# RECORDS FOR THIS EXERCISE
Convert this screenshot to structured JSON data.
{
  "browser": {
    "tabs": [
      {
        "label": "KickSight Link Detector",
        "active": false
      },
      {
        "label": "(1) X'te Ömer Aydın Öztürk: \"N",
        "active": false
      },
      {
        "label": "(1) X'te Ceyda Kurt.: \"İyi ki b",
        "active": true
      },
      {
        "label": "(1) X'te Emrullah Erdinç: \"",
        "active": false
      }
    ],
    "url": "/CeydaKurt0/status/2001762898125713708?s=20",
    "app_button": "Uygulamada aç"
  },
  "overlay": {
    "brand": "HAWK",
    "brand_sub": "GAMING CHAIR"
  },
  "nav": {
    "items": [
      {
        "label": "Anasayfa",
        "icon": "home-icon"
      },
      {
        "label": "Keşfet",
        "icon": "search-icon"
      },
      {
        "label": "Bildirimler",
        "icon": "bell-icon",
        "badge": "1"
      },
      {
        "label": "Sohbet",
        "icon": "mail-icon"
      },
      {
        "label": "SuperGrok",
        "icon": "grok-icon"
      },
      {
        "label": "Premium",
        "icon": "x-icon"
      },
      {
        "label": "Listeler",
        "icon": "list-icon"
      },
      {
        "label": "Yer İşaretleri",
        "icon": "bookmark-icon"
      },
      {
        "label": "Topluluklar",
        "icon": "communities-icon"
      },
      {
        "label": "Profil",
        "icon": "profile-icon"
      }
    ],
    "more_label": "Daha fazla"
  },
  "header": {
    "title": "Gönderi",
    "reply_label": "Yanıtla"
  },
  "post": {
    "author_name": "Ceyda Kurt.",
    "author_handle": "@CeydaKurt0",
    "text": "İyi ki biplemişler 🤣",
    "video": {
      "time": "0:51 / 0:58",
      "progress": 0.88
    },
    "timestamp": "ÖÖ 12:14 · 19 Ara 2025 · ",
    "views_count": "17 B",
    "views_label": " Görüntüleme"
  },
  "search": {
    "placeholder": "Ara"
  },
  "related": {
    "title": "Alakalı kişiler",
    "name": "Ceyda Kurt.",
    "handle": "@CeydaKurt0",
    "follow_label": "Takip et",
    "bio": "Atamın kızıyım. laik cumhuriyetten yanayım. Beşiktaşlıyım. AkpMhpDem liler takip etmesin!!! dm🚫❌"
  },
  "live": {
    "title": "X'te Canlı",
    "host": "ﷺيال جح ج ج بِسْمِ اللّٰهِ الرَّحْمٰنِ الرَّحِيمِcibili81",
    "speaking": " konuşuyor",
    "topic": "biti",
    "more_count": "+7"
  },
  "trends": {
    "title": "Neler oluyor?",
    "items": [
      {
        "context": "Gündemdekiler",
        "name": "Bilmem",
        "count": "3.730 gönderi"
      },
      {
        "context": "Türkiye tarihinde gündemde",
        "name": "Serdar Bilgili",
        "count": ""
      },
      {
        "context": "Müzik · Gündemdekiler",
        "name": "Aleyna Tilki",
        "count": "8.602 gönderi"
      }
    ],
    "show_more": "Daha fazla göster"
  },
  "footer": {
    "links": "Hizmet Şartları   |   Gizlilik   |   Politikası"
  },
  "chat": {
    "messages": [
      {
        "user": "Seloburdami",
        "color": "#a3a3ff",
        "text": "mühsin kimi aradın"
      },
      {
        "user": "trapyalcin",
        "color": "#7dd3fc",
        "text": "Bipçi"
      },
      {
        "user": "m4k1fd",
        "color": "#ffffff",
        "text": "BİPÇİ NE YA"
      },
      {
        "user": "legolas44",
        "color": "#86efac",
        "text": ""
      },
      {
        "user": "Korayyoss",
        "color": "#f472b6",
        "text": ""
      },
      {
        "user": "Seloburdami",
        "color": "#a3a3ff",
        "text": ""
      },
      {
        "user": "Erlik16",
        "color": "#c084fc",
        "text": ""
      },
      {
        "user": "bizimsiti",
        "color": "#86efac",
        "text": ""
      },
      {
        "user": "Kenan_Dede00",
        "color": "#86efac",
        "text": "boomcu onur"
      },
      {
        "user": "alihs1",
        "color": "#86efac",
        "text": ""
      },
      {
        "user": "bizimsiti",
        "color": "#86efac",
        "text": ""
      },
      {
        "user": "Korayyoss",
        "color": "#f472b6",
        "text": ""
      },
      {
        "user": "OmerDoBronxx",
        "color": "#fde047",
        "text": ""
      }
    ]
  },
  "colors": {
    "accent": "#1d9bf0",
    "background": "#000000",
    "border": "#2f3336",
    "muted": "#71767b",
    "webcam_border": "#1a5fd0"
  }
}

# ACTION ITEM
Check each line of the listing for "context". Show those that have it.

# SOLUTION
        "context": "Gündemdekiler",
        "context": "Türkiye tarihinde gündemde",
        "context": "Müzik · Gündemdekiler",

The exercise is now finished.